Famous partnerships

Below are listed some famous businesses that either started off as partnerships or continue as such today.

Warner Bros: the founders were pioneering figures in the movie industry. They introduced sound to movies and revolutionized musical films. Founded in 1923 in Culver City, California, USA.

Hewlett Packard: the partnership was founded in a small garage in Palo Alto, California, in 1939. The firm has since gone on to become a PC manufacturing giant. Hewlett and Packard’s first successful product was an audio oscillator, which Walt Disney snapped up for the movie theatre surround sound systems it designed for its famous musical cartoon Fantasia.

John Lewis Partnership: a British employee-owned retailer that operates the John Lewis department stores, as well as Waitrose supermarkets. It also offers banking, financial and other retail-related services. The business has more than 88,000 employees. Founded in Oxford Street, London, UK, by John Spedan Lewis in 1929.

McDonald’s: founded by partners Richard and Maurice McDonald in 1940 in San Bernadino, California, USA. Ray Krok joined the team in 1995 and later bought the company from the brothers, founding the McDonald’s Corporation. Today is has restaurants in 119 nations.

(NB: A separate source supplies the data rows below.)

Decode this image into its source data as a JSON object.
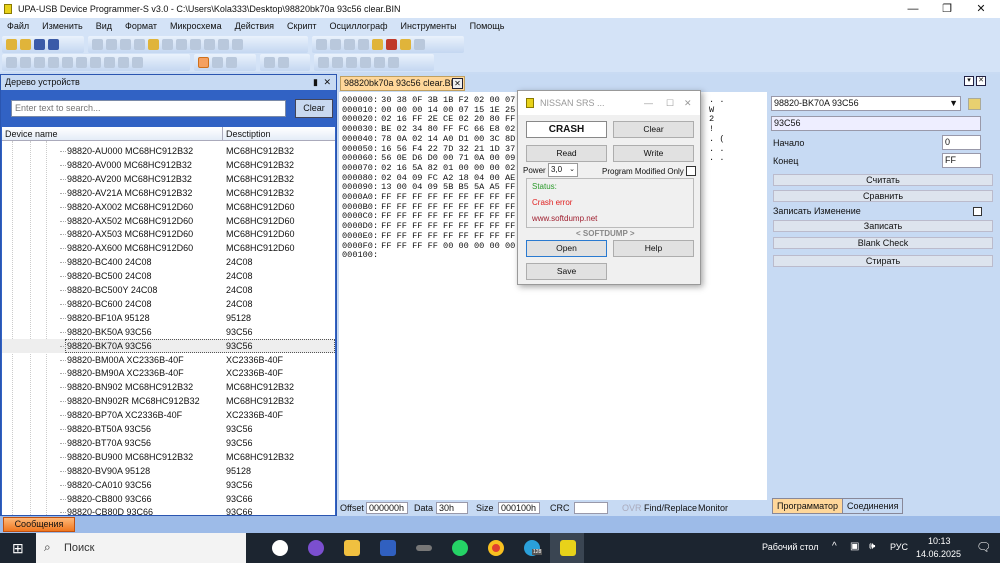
{
  "window": {
    "title": "UPA-USB Device Programmer-S v3.0 - C:\\Users\\Kola333\\Desktop\\98820bk70a 93c56 clear.BIN",
    "minimize": "—",
    "restore": "❐",
    "close": "✕"
  },
  "menu": [
    "Файл",
    "Изменить",
    "Вид",
    "Формат",
    "Микросхема",
    "Действия",
    "Скрипт",
    "Осциллограф",
    "Инструменты",
    "Помощь"
  ],
  "device_tree": {
    "title": "Дерево устройств",
    "search_placeholder": "Enter text to search...",
    "clear_label": "Clear",
    "col_name": "Device name",
    "col_desc": "Desctiption",
    "selected_index": 14,
    "rows": [
      [
        "98820-AU000 MC68HC912B32",
        "MC68HC912B32"
      ],
      [
        "98820-AV000 MC68HC912B32",
        "MC68HC912B32"
      ],
      [
        "98820-AV200 MC68HC912B32",
        "MC68HC912B32"
      ],
      [
        "98820-AV21A MC68HC912B32",
        "MC68HC912B32"
      ],
      [
        "98820-AX002 MC68HC912D60",
        "MC68HC912D60"
      ],
      [
        "98820-AX502 MC68HC912D60",
        "MC68HC912D60"
      ],
      [
        "98820-AX503 MC68HC912D60",
        "MC68HC912D60"
      ],
      [
        "98820-AX600 MC68HC912D60",
        "MC68HC912D60"
      ],
      [
        "98820-BC400 24C08",
        "24C08"
      ],
      [
        "98820-BC500 24C08",
        "24C08"
      ],
      [
        "98820-BC500Y 24C08",
        "24C08"
      ],
      [
        "98820-BC600 24C08",
        "24C08"
      ],
      [
        "98820-BF10A 95128",
        "95128"
      ],
      [
        "98820-BK50A 93C56",
        "93C56"
      ],
      [
        "98820-BK70A 93C56",
        "93C56"
      ],
      [
        "98820-BM00A XC2336B-40F",
        "XC2336B-40F"
      ],
      [
        "98820-BM90A XC2336B-40F",
        "XC2336B-40F"
      ],
      [
        "98820-BN902 MC68HC912B32",
        "MC68HC912B32"
      ],
      [
        "98820-BN902R MC68HC912B32",
        "MC68HC912B32"
      ],
      [
        "98820-BP70A XC2336B-40F",
        "XC2336B-40F"
      ],
      [
        "98820-BT50A 93C56",
        "93C56"
      ],
      [
        "98820-BT70A 93C56",
        "93C56"
      ],
      [
        "98820-BU900 MC68HC912B32",
        "MC68HC912B32"
      ],
      [
        "98820-BV90A 95128",
        "95128"
      ],
      [
        "98820-CA010 93C56",
        "93C56"
      ],
      [
        "98820-CB800 93C66",
        "93C66"
      ],
      [
        "98820-CB80D 93C66",
        "93C66"
      ]
    ]
  },
  "messages_tab": "Сообщения",
  "hex": {
    "tab": "98820bk70a 93c56 clear.BIN",
    "tab_close": "✕",
    "rows": [
      [
        "000000:",
        "30 38 0F 3B 1B F2 02 00 07 A9 11"
      ],
      [
        "000010:",
        "00 00 00 14 00 07 15 1E 25 06 19"
      ],
      [
        "000020:",
        "02 16 FF 2E CE 02 20 80 FF 57 BE"
      ],
      [
        "000030:",
        "BE 02 34 80 FF FC 66 E8 02 14 FF"
      ],
      [
        "000040:",
        "78 0A 02 14 A0 D1 00 3C 8D 05 7D"
      ],
      [
        "000050:",
        "16 56 F4 22 7D 32 21 1D 37 09 FF"
      ],
      [
        "000060:",
        "56 0E D6 D0 00 71 0A 00 09 19 5A"
      ],
      [
        "000070:",
        "02 16 5A 82 01 00 00 00 02 16 D7"
      ],
      [
        "000080:",
        "02 04 09 FC A2 18 04 00 AE 07 00"
      ],
      [
        "000090:",
        "13 00 04 09 5B B5 5A A5 FF FF FF"
      ],
      [
        "0000A0:",
        "FF FF FF FF FF FF FF FF FF FF FF"
      ],
      [
        "0000B0:",
        "FF FF FF FF FF FF FF FF FF FF FF"
      ],
      [
        "0000C0:",
        "FF FF FF FF FF FF FF FF FF FF FF"
      ],
      [
        "0000D0:",
        "FF FF FF FF FF FF FF FF FF FF FF"
      ],
      [
        "0000E0:",
        "FF FF FF FF FF FF FF FF FF FF FF"
      ],
      [
        "0000F0:",
        "FF FF FF FF 00 00 00 00 00 00 00"
      ],
      [
        "000100:",
        ""
      ]
    ],
    "ascii_visible": [
      ". .",
      "W",
      "2",
      "!",
      ". (",
      ". .",
      ". ."
    ]
  },
  "statusbar": {
    "offset_label": "Offset",
    "offset": "000000h",
    "data_label": "Data",
    "data": "30h",
    "size_label": "Size",
    "size": "000100h",
    "crc_label": "CRC",
    "crc": "",
    "ovr": "OVR",
    "find_replace": "Find/Replace",
    "monitor": "Monitor"
  },
  "programmer": {
    "device": "98820-BK70A 93C56",
    "chip": "93C56",
    "start_label": "Начало",
    "start": "0",
    "end_label": "Конец",
    "end": "FF",
    "read": "Считать",
    "compare": "Сравнить",
    "write_changes_label": "Записать Изменение",
    "write": "Записать",
    "blank_check": "Blank Check",
    "erase": "Стирать",
    "tabs": [
      "Программатор",
      "Соединения"
    ]
  },
  "dialog": {
    "title": "NISSAN SRS ...",
    "crash": "CRASH",
    "clear": "Clear",
    "read": "Read",
    "write": "Write",
    "power_label": "Power",
    "power": "3,0",
    "program_modified_only": "Program Modified Only",
    "status_label": "Status:",
    "status_msg": "Crash error",
    "site": "www.softdump.net",
    "brand": "< SOFTDUMP >",
    "open": "Open",
    "help": "Help",
    "save": "Save",
    "colors": {
      "status": "#2a9a2a",
      "error": "#e02020",
      "site": "#a02030"
    }
  },
  "taskbar": {
    "search": "Поиск",
    "desktop": "Рабочий стол",
    "lang": "РУС",
    "time": "10:13",
    "date": "14.06.2025",
    "telegram_badge": "128"
  }
}
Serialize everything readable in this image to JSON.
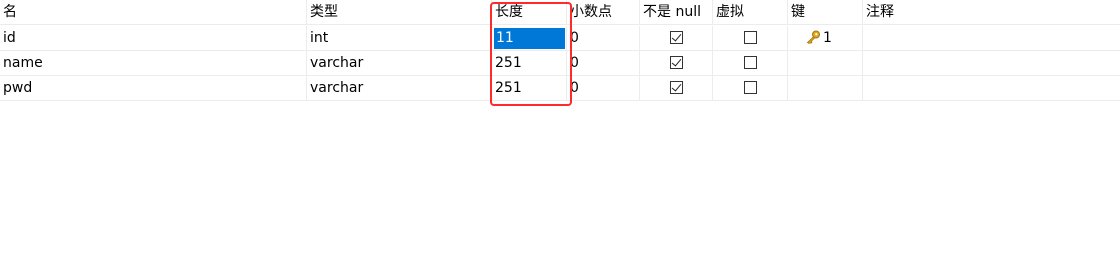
{
  "columns": {
    "name": "名",
    "type": "类型",
    "length": "长度",
    "decimals": "小数点",
    "not_null": "不是 null",
    "virtual": "虚拟",
    "key": "键",
    "comment": "注释"
  },
  "rows": [
    {
      "name": "id",
      "type": "int",
      "length": "11",
      "decimals": "0",
      "not_null": true,
      "virtual": false,
      "key": "1",
      "comment": ""
    },
    {
      "name": "name",
      "type": "varchar",
      "length": "251",
      "decimals": "0",
      "not_null": true,
      "virtual": false,
      "key": "",
      "comment": ""
    },
    {
      "name": "pwd",
      "type": "varchar",
      "length": "251",
      "decimals": "0",
      "not_null": true,
      "virtual": false,
      "key": "",
      "comment": ""
    }
  ],
  "icons": {
    "key": "key-icon",
    "checkbox": "checkbox"
  },
  "colors": {
    "selection": "#0078d7",
    "highlight_box": "#ff2a2a",
    "key_icon": "#d4a017"
  }
}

Microsoft: founded by Bill Gates and Paul Allen. It was officially established in 1975 when Allen invented the company name by combining two words – microcomputer and software. Today it is a leading software maker and one of the world’s most valuable companies.

Apple: founded by Steve Jobs and Steve Wozniak in Cupertino, California, USA, in 1976. You just have to look at the effect Jobs’ death had globally to appreciate the historical importance of this partnership. When the partnership was set up, Jobs looked after marketing while Wozniak dealt with the technical side of things.

Google: founded by Sergey Brin and Larry Page in 1998 in Mountain View, California. The company today is the world’s leading search engine.

Twitter: founded by Evans Williams, Jack Dorsey and Biz Stone in 2006. The firm has grown rapidly and today has more than 500 million active registered users who tweet on average 58 million messages per day.

PricewaterhouseCooper (PwC): a multinational professional services network based in London, UK. The result of a merger between Price Waterhouse (est. 1854) and Coopers & Lybrand. It operates in 157 countries in 756 locations, with more than 208,000 people. Member firms have a variety of legal structures – both US and UK firms are actually limited liability partnerships.

Quotes using the word ‘Partnership’

“Public-Private Partnership in financing, service delivery and provision of workspaces and training of trainers must be promoted to meet the demand and supply gap in the field of skill development,” (Pallam Raju – an Indian politician, former Union Minister for Human Resources Development in the Central Government)

“Financial institutions, the corporate world and civil society – all must uphold high standards of probity in their working. Only a genuine partnership between the Government and its people can bring about positive change to create a just society,” (Pratibha Patil – President of India from 2007 to 2012)

“No partnership between two independent companies, no matter how well run, can match the speed, effectiveness, responsiveness and efficiency of a solely owned company,” (Edward Whitacre, Jr. – Former Chairman and CEO of General Motors and AT&T Inc.)

“Friendship is essentially a partnership,” (Aristotle, born 384 BC, died 322 BC –  a Greek philosopher and scientist)

“A man who graduated high in his class at Yale Law School and made partnership in a top law firm would be celebrated. A man who invested wisely would be admired, but a woman who accomplishes this is treated with suspicion,” (Barbra Streisand –  an American singer, songwriter, actress, and filmmaker)

“And humility in politics means accepting that one party doesn’t have all the answers; recognising that working in partnership is progress not treachery,” (Vince Cable – a British politician, former Secretary of State for Business, Innovation and Skills)

“The Declaration on Strategic Partnership between India and Russia signed in October 2000 became a truly historic step. The developments in the first decade of the 21 century confirmed that it was a particularly significant and timely step,” (Vladimir Putin – President of the Russian Federation)